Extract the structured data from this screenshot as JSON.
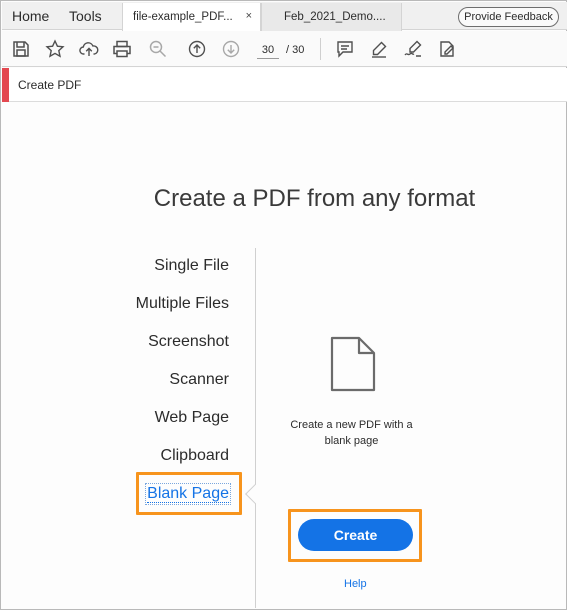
{
  "menu": {
    "home": "Home",
    "tools": "Tools"
  },
  "tabs": [
    {
      "label": "file-example_PDF...",
      "close": "×",
      "active": true
    },
    {
      "label": "Feb_2021_Demo....",
      "active": false
    }
  ],
  "feedback_button": "Provide Feedback",
  "toolbar": {
    "icons": [
      "save-icon",
      "star-icon",
      "cloud-upload-icon",
      "print-icon",
      "zoom-icon",
      "page-up-icon",
      "page-down-icon",
      "comment-icon",
      "highlight-pen-icon",
      "sign-icon",
      "edit-icon"
    ],
    "page_current": "30",
    "page_total": "/ 30"
  },
  "tool_header": {
    "title": "Create PDF",
    "accent_color": "#e34850"
  },
  "main": {
    "heading": "Create a PDF from any format",
    "options": [
      "Single File",
      "Multiple Files",
      "Screenshot",
      "Scanner",
      "Web Page",
      "Clipboard",
      "Blank Page"
    ],
    "selected_option": "Blank Page",
    "description": "Create a new PDF with a blank page",
    "create_button": "Create",
    "help_link": "Help"
  },
  "colors": {
    "accent_blue": "#1473e6",
    "highlight_orange": "#f7941d"
  }
}
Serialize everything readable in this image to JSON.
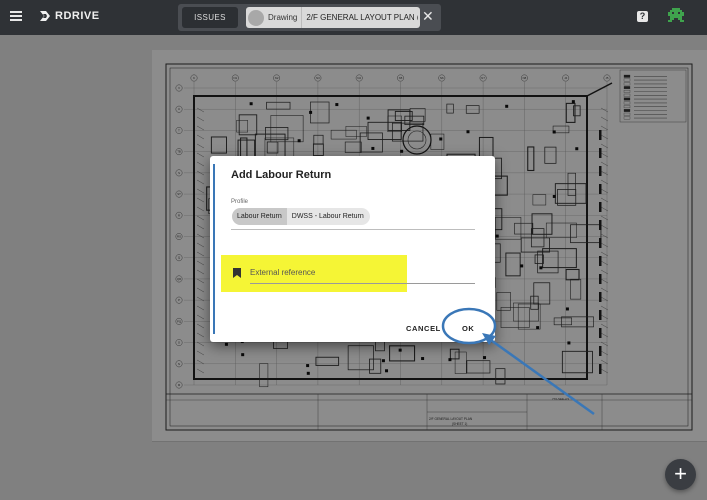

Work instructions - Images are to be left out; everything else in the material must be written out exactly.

Reply to the exercise -
Extract the structured data from this screenshot as JSON.
{
  "menu": {
    "home": "Home",
    "tools": "Tools"
  },
  "tabs": [
    {
      "label": "file-example_PDF...",
      "close": "×",
      "active": true
    },
    {
      "label": "Feb_2021_Demo....",
      "active": false
    }
  ],
  "feedback_button": "Provide Feedback",
  "toolbar": {
    "icons": [
      "save-icon",
      "star-icon",
      "cloud-upload-icon",
      "print-icon",
      "zoom-icon",
      "page-up-icon",
      "page-down-icon",
      "comment-icon",
      "highlight-pen-icon",
      "sign-icon",
      "edit-icon"
    ],
    "page_current": "30",
    "page_total": "/ 30"
  },
  "tool_header": {
    "title": "Create PDF",
    "accent_color": "#e34850"
  },
  "main": {
    "heading": "Create a PDF from any format",
    "options": [
      "Single File",
      "Multiple Files",
      "Screenshot",
      "Scanner",
      "Web Page",
      "Clipboard",
      "Blank Page"
    ],
    "selected_option": "Blank Page",
    "description": "Create a new PDF with a blank page",
    "create_button": "Create",
    "help_link": "Help"
  },
  "colors": {
    "accent_blue": "#1473e6",
    "highlight_orange": "#f7941d"
  }
}
Serialize everything readable in this image to JSON.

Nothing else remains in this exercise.